- _Your task_
Repeat the data exactly. Pictures are not part of the copy.

- _Recorded information_
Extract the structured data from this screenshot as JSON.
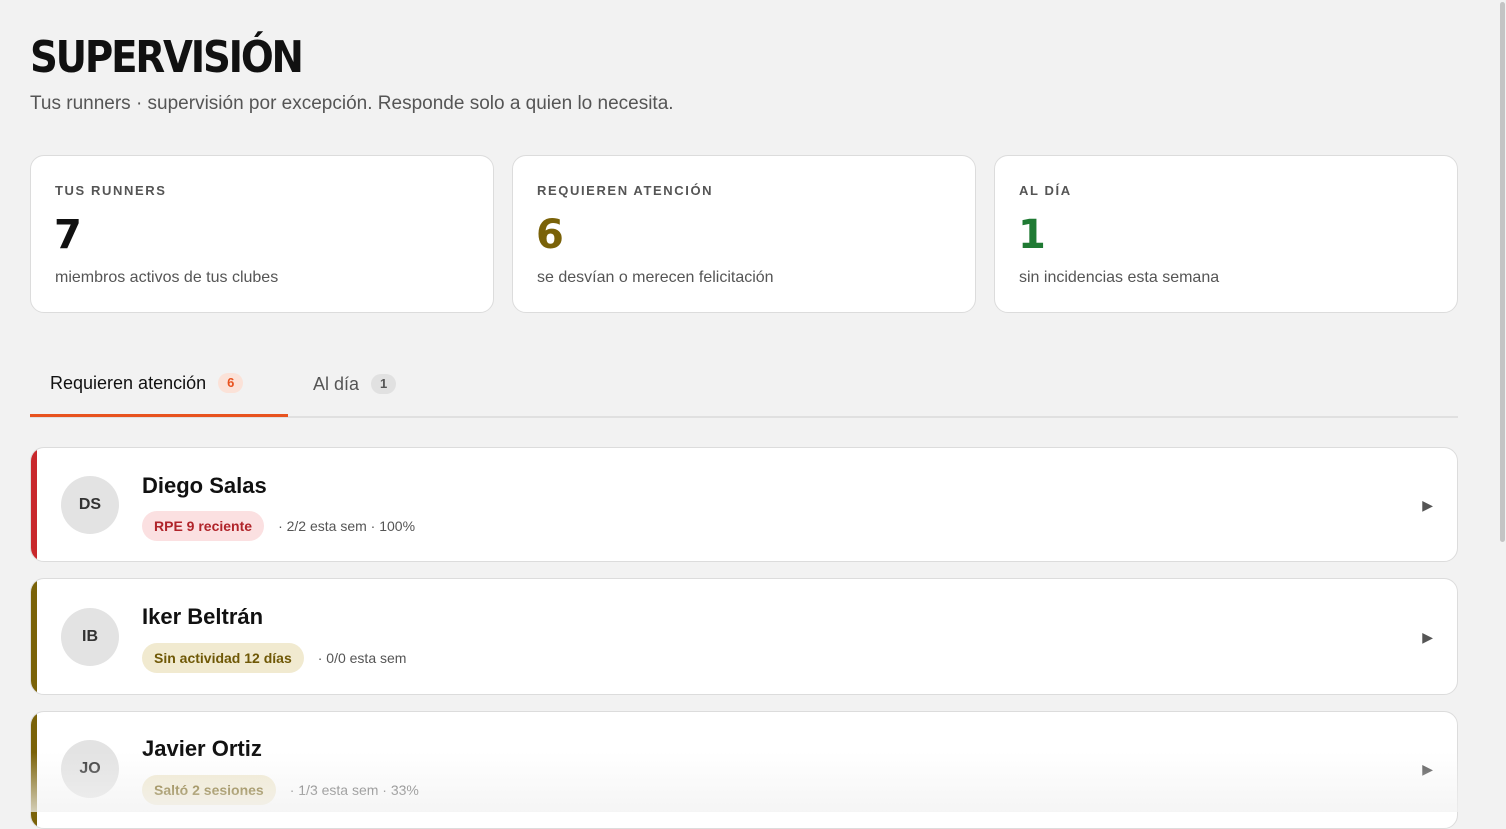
{
  "header": {
    "title": "SUPERVISIÓN",
    "subtitle": "Tus runners · supervisión por excepción. Responde solo a quien lo necesita."
  },
  "stats": [
    {
      "label": "TUS RUNNERS",
      "value": "7",
      "desc": "miembros activos de tus clubes",
      "color": "#111111"
    },
    {
      "label": "REQUIEREN ATENCIÓN",
      "value": "6",
      "desc": "se desvían o merecen felicitación",
      "color": "#7a6208"
    },
    {
      "label": "AL DÍA",
      "value": "1",
      "desc": "sin incidencias esta semana",
      "color": "#1f7a33"
    }
  ],
  "tabs": [
    {
      "label": "Requieren atención",
      "count": "6",
      "active": true
    },
    {
      "label": "Al día",
      "count": "1",
      "active": false
    }
  ],
  "runners": [
    {
      "initials": "DS",
      "name": "Diego Salas",
      "tag": "RPE 9 reciente",
      "stats": "· 2/2 esta sem · 100%",
      "accent": "#c8282c",
      "tag_bg": "#fbe0e1",
      "tag_color": "#b0242a",
      "chevron": "▶"
    },
    {
      "initials": "IB",
      "name": "Iker Beltrán",
      "tag": "Sin actividad 12 días",
      "stats": "· 0/0 esta sem",
      "accent": "#7a6208",
      "tag_bg": "#f1ead0",
      "tag_color": "#6f5806",
      "chevron": "▶"
    },
    {
      "initials": "JO",
      "name": "Javier Ortiz",
      "tag": "Saltó 2 sesiones",
      "stats": "· 1/3 esta sem · 33%",
      "accent": "#7a6208",
      "tag_bg": "#f1ead0",
      "tag_color": "#6f5806",
      "chevron": "▶"
    }
  ]
}
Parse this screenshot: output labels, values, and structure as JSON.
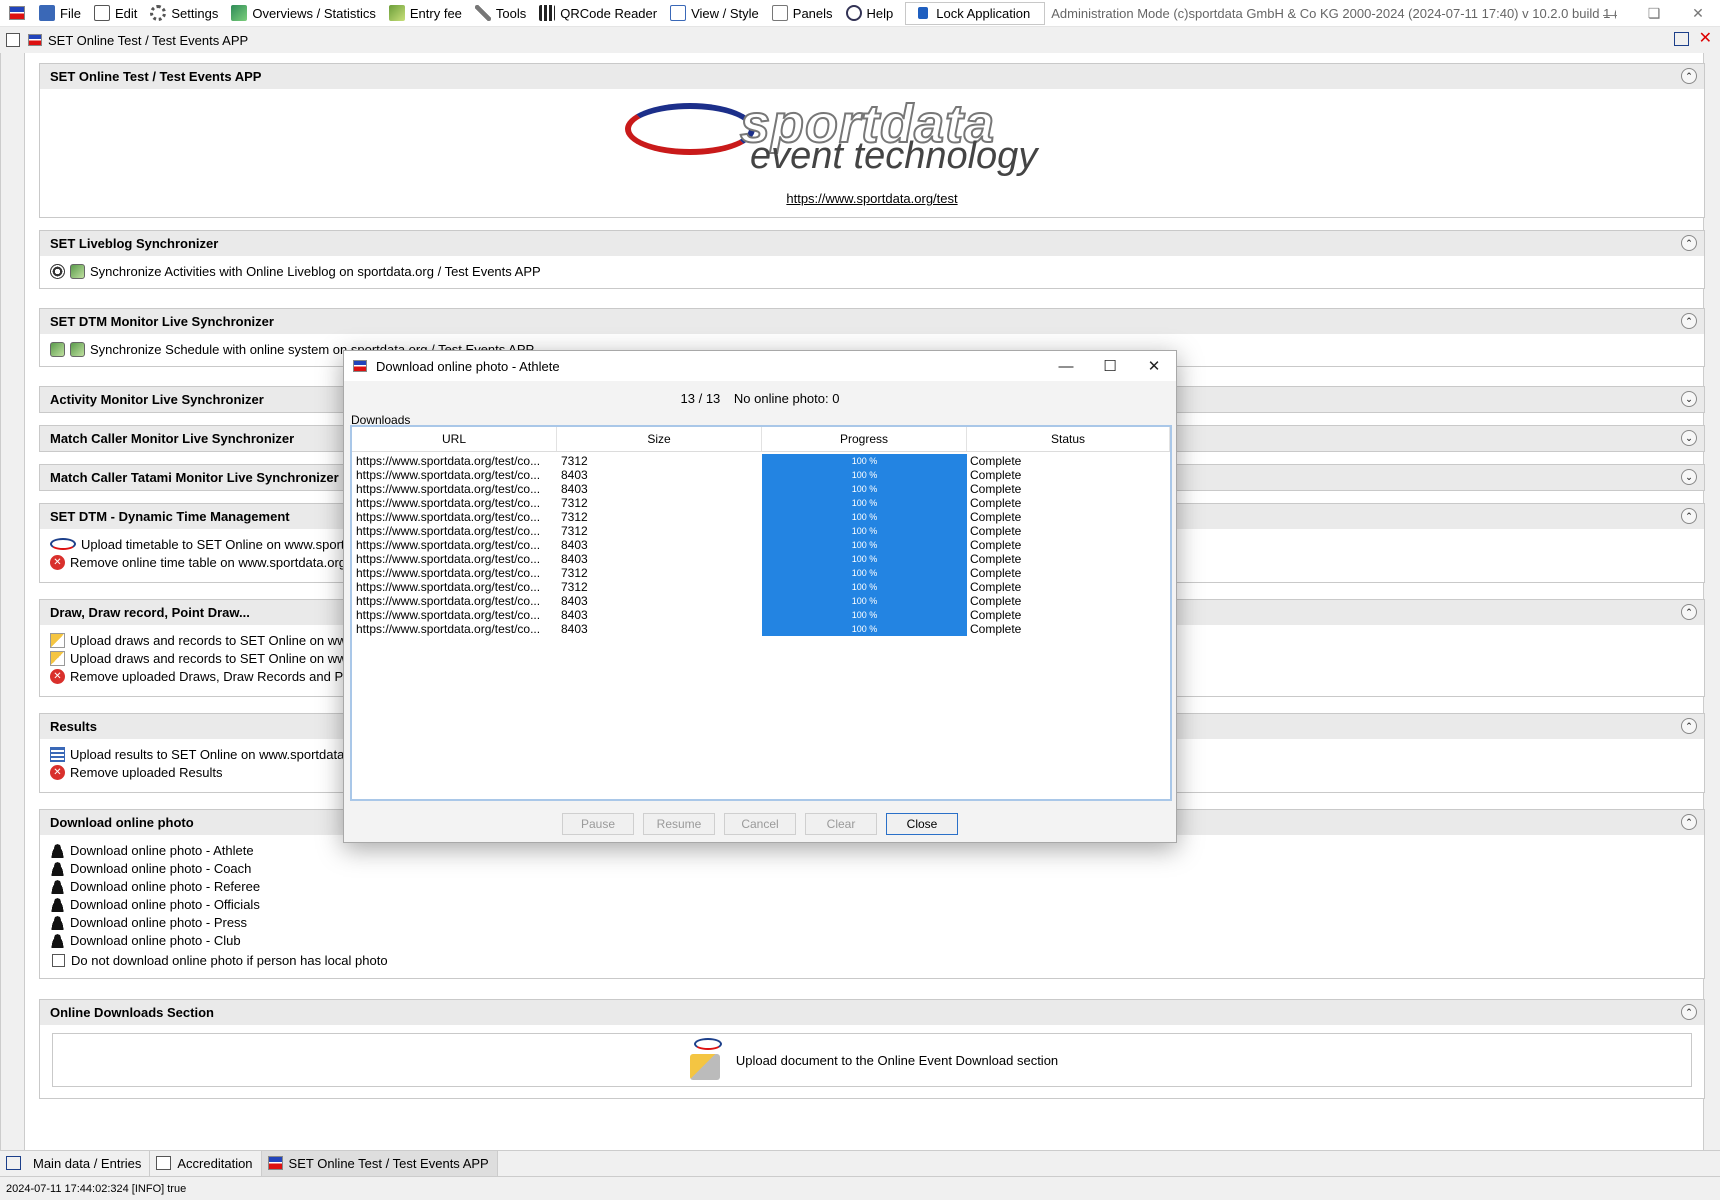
{
  "menubar": {
    "items": [
      "File",
      "Edit",
      "Settings",
      "Overviews / Statistics",
      "Entry fee",
      "Tools",
      "QRCode Reader",
      "View / Style",
      "Panels",
      "Help"
    ],
    "lock_label": "Lock Application",
    "admin_text": "Administration Mode (c)sportdata GmbH & Co KG 2000-2024 (2024-07-11 17:40)  v 10.2.0 build 1 (2024-06..."
  },
  "doc_header": {
    "title": "SET Online Test / Test Events APP"
  },
  "panels": {
    "brand": {
      "title": "SET Online Test / Test Events APP",
      "logo_word1": "sportdata",
      "logo_word2": "event technology",
      "link": "https://www.sportdata.org/test"
    },
    "liveblog": {
      "title": "SET Liveblog Synchronizer",
      "rows": [
        "Synchronize Activities with Online Liveblog on sportdata.org / Test Events APP"
      ]
    },
    "dtm_monitor": {
      "title": "SET DTM Monitor Live Synchronizer",
      "rows": [
        "Synchronize Schedule with online system on sportdata.org / Test Events APP"
      ]
    },
    "activity": {
      "title": "Activity Monitor Live Synchronizer"
    },
    "match_caller": {
      "title": "Match Caller Monitor Live Synchronizer"
    },
    "tatami": {
      "title": "Match Caller Tatami Monitor Live Synchronizer"
    },
    "dtm": {
      "title": "SET DTM - Dynamic Time Management",
      "rows": [
        "Upload timetable to SET Online on www.sportdata.org",
        "Remove online time table on www.sportdata.org"
      ]
    },
    "draws": {
      "title": "Draw, Draw record, Point Draw...",
      "rows": [
        "Upload draws and records to SET Online on www.sportdata.org",
        "Upload draws and records to SET Online on www.sportdata.org",
        "Remove uploaded Draws, Draw Records and Point Lists"
      ]
    },
    "results": {
      "title": "Results",
      "rows": [
        "Upload results to SET Online on www.sportdata.org",
        "Remove uploaded Results"
      ]
    },
    "photo": {
      "title": "Download online photo",
      "rows": [
        "Download online photo - Athlete",
        "Download online photo - Coach",
        "Download online photo - Referee",
        "Download online photo - Officials",
        "Download online photo - Press",
        "Download online photo - Club"
      ],
      "checkbox_label": "Do not download online photo if person has local photo"
    },
    "downloads": {
      "title": "Online Downloads Section",
      "upload_label": "Upload document to the Online Event Download section"
    }
  },
  "tabs": [
    "Main data / Entries",
    "Accreditation",
    "SET Online Test / Test Events APP"
  ],
  "statusbar": "2024-07-11 17:44:02:324 [INFO] true",
  "dialog": {
    "title": "Download online photo - Athlete",
    "count": "13 / 13",
    "no_photo": "No online photo: 0",
    "group_label": "Downloads",
    "columns": [
      "URL",
      "Size",
      "Progress",
      "Status"
    ],
    "rows": [
      {
        "url": "https://www.sportdata.org/test/co...",
        "size": "7312",
        "progress": 1.0,
        "progress_label": "100 %",
        "status": "Complete"
      },
      {
        "url": "https://www.sportdata.org/test/co...",
        "size": "8403",
        "progress": 1.0,
        "progress_label": "100 %",
        "status": "Complete"
      },
      {
        "url": "https://www.sportdata.org/test/co...",
        "size": "8403",
        "progress": 1.0,
        "progress_label": "100 %",
        "status": "Complete"
      },
      {
        "url": "https://www.sportdata.org/test/co...",
        "size": "7312",
        "progress": 1.0,
        "progress_label": "100 %",
        "status": "Complete"
      },
      {
        "url": "https://www.sportdata.org/test/co...",
        "size": "7312",
        "progress": 1.0,
        "progress_label": "100 %",
        "status": "Complete"
      },
      {
        "url": "https://www.sportdata.org/test/co...",
        "size": "7312",
        "progress": 1.0,
        "progress_label": "100 %",
        "status": "Complete"
      },
      {
        "url": "https://www.sportdata.org/test/co...",
        "size": "8403",
        "progress": 1.0,
        "progress_label": "100 %",
        "status": "Complete"
      },
      {
        "url": "https://www.sportdata.org/test/co...",
        "size": "8403",
        "progress": 1.0,
        "progress_label": "100 %",
        "status": "Complete"
      },
      {
        "url": "https://www.sportdata.org/test/co...",
        "size": "7312",
        "progress": 1.0,
        "progress_label": "100 %",
        "status": "Complete"
      },
      {
        "url": "https://www.sportdata.org/test/co...",
        "size": "7312",
        "progress": 1.0,
        "progress_label": "100 %",
        "status": "Complete"
      },
      {
        "url": "https://www.sportdata.org/test/co...",
        "size": "8403",
        "progress": 1.0,
        "progress_label": "100 %",
        "status": "Complete"
      },
      {
        "url": "https://www.sportdata.org/test/co...",
        "size": "8403",
        "progress": 1.0,
        "progress_label": "100 %",
        "status": "Complete"
      },
      {
        "url": "https://www.sportdata.org/test/co...",
        "size": "8403",
        "progress": 1.0,
        "progress_label": "100 %",
        "status": "Complete"
      }
    ],
    "buttons": {
      "pause": "Pause",
      "resume": "Resume",
      "cancel": "Cancel",
      "clear": "Clear",
      "close": "Close"
    }
  },
  "colors": {
    "progress_fill": "#2384e2",
    "remove_red": "#d9302c",
    "brand_blue": "#1c2f8a",
    "brand_red": "#c91a1a"
  }
}
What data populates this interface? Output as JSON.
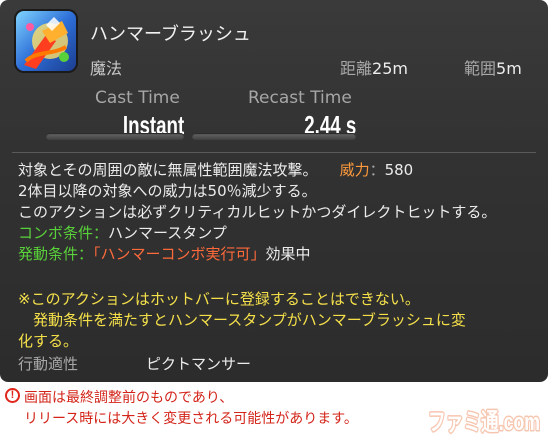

- _Response area_
Extract the structured data from this screenshot as JSON.
{
  "header": {
    "title": "SUPERVISIÓN",
    "subtitle": "Tus runners · supervisión por excepción. Responde solo a quien lo necesita."
  },
  "stats": [
    {
      "label": "TUS RUNNERS",
      "value": "7",
      "desc": "miembros activos de tus clubes",
      "color": "#111111"
    },
    {
      "label": "REQUIEREN ATENCIÓN",
      "value": "6",
      "desc": "se desvían o merecen felicitación",
      "color": "#7a6208"
    },
    {
      "label": "AL DÍA",
      "value": "1",
      "desc": "sin incidencias esta semana",
      "color": "#1f7a33"
    }
  ],
  "tabs": [
    {
      "label": "Requieren atención",
      "count": "6",
      "active": true
    },
    {
      "label": "Al día",
      "count": "1",
      "active": false
    }
  ],
  "runners": [
    {
      "initials": "DS",
      "name": "Diego Salas",
      "tag": "RPE 9 reciente",
      "stats": "· 2/2 esta sem · 100%",
      "accent": "#c8282c",
      "tag_bg": "#fbe0e1",
      "tag_color": "#b0242a",
      "chevron": "▶"
    },
    {
      "initials": "IB",
      "name": "Iker Beltrán",
      "tag": "Sin actividad 12 días",
      "stats": "· 0/0 esta sem",
      "accent": "#7a6208",
      "tag_bg": "#f1ead0",
      "tag_color": "#6f5806",
      "chevron": "▶"
    },
    {
      "initials": "JO",
      "name": "Javier Ortiz",
      "tag": "Saltó 2 sesiones",
      "stats": "· 1/3 esta sem · 33%",
      "accent": "#7a6208",
      "tag_bg": "#f1ead0",
      "tag_color": "#6f5806",
      "chevron": "▶"
    }
  ]
}
Parse this screenshot: output labels, values, and structure as JSON.
{
  "menubar": {
    "items": [
      "File",
      "Edit",
      "Settings",
      "Overviews / Statistics",
      "Entry fee",
      "Tools",
      "QRCode Reader",
      "View / Style",
      "Panels",
      "Help"
    ],
    "lock_label": "Lock Application",
    "admin_text": "Administration Mode (c)sportdata GmbH & Co KG 2000-2024 (2024-07-11 17:40)  v 10.2.0 build 1 (2024-06..."
  },
  "doc_header": {
    "title": "SET Online Test / Test Events APP"
  },
  "panels": {
    "brand": {
      "title": "SET Online Test / Test Events APP",
      "logo_word1": "sportdata",
      "logo_word2": "event technology",
      "link": "https://www.sportdata.org/test"
    },
    "liveblog": {
      "title": "SET Liveblog Synchronizer",
      "rows": [
        "Synchronize Activities with Online Liveblog on sportdata.org / Test Events APP"
      ]
    },
    "dtm_monitor": {
      "title": "SET DTM Monitor Live Synchronizer",
      "rows": [
        "Synchronize Schedule with online system on sportdata.org / Test Events APP"
      ]
    },
    "activity": {
      "title": "Activity Monitor Live Synchronizer"
    },
    "match_caller": {
      "title": "Match Caller Monitor Live Synchronizer"
    },
    "tatami": {
      "title": "Match Caller Tatami Monitor Live Synchronizer"
    },
    "dtm": {
      "title": "SET DTM - Dynamic Time Management",
      "rows": [
        "Upload timetable to SET Online on www.sportdata.org",
        "Remove online time table on www.sportdata.org"
      ]
    },
    "draws": {
      "title": "Draw, Draw record, Point Draw...",
      "rows": [
        "Upload draws and records to SET Online on www.sportdata.org",
        "Upload draws and records to SET Online on www.sportdata.org",
        "Remove uploaded Draws, Draw Records and Point Lists"
      ]
    },
    "results": {
      "title": "Results",
      "rows": [
        "Upload results to SET Online on www.sportdata.org",
        "Remove uploaded Results"
      ]
    },
    "photo": {
      "title": "Download online photo",
      "rows": [
        "Download online photo - Athlete",
        "Download online photo - Coach",
        "Download online photo - Referee",
        "Download online photo - Officials",
        "Download online photo - Press",
        "Download online photo - Club"
      ],
      "checkbox_label": "Do not download online photo if person has local photo"
    },
    "downloads": {
      "title": "Online Downloads Section",
      "upload_label": "Upload document to the Online Event Download section"
    }
  },
  "tabs": [
    "Main data / Entries",
    "Accreditation",
    "SET Online Test / Test Events APP"
  ],
  "statusbar": "2024-07-11 17:44:02:324 [INFO] true",
  "dialog": {
    "title": "Download online photo - Athlete",
    "count": "13 / 13",
    "no_photo": "No online photo: 0",
    "group_label": "Downloads",
    "columns": [
      "URL",
      "Size",
      "Progress",
      "Status"
    ],
    "rows": [
      {
        "url": "https://www.sportdata.org/test/co...",
        "size": "7312",
        "progress": 1.0,
        "progress_label": "100 %",
        "status": "Complete"
      },
      {
        "url": "https://www.sportdata.org/test/co...",
        "size": "8403",
        "progress": 1.0,
        "progress_label": "100 %",
        "status": "Complete"
      },
      {
        "url": "https://www.sportdata.org/test/co...",
        "size": "8403",
        "progress": 1.0,
        "progress_label": "100 %",
        "status": "Complete"
      },
      {
        "url": "https://www.sportdata.org/test/co...",
        "size": "7312",
        "progress": 1.0,
        "progress_label": "100 %",
        "status": "Complete"
      },
      {
        "url": "https://www.sportdata.org/test/co...",
        "size": "7312",
        "progress": 1.0,
        "progress_label": "100 %",
        "status": "Complete"
      },
      {
        "url": "https://www.sportdata.org/test/co...",
        "size": "7312",
        "progress": 1.0,
        "progress_label": "100 %",
        "status": "Complete"
      },
      {
        "url": "https://www.sportdata.org/test/co...",
        "size": "8403",
        "progress": 1.0,
        "progress_label": "100 %",
        "status": "Complete"
      },
      {
        "url": "https://www.sportdata.org/test/co...",
        "size": "8403",
        "progress": 1.0,
        "progress_label": "100 %",
        "status": "Complete"
      },
      {
        "url": "https://www.sportdata.org/test/co...",
        "size": "7312",
        "progress": 1.0,
        "progress_label": "100 %",
        "status": "Complete"
      },
      {
        "url": "https://www.sportdata.org/test/co...",
        "size": "7312",
        "progress": 1.0,
        "progress_label": "100 %",
        "status": "Complete"
      },
      {
        "url": "https://www.sportdata.org/test/co...",
        "size": "8403",
        "progress": 1.0,
        "progress_label": "100 %",
        "status": "Complete"
      },
      {
        "url": "https://www.sportdata.org/test/co...",
        "size": "8403",
        "progress": 1.0,
        "progress_label": "100 %",
        "status": "Complete"
      },
      {
        "url": "https://www.sportdata.org/test/co...",
        "size": "8403",
        "progress": 1.0,
        "progress_label": "100 %",
        "status": "Complete"
      }
    ],
    "buttons": {
      "pause": "Pause",
      "resume": "Resume",
      "cancel": "Cancel",
      "clear": "Clear",
      "close": "Close"
    }
  },
  "colors": {
    "progress_fill": "#2384e2",
    "remove_red": "#d9302c",
    "brand_blue": "#1c2f8a",
    "brand_red": "#c91a1a"
  }
}
What data populates this interface? Output as JSON.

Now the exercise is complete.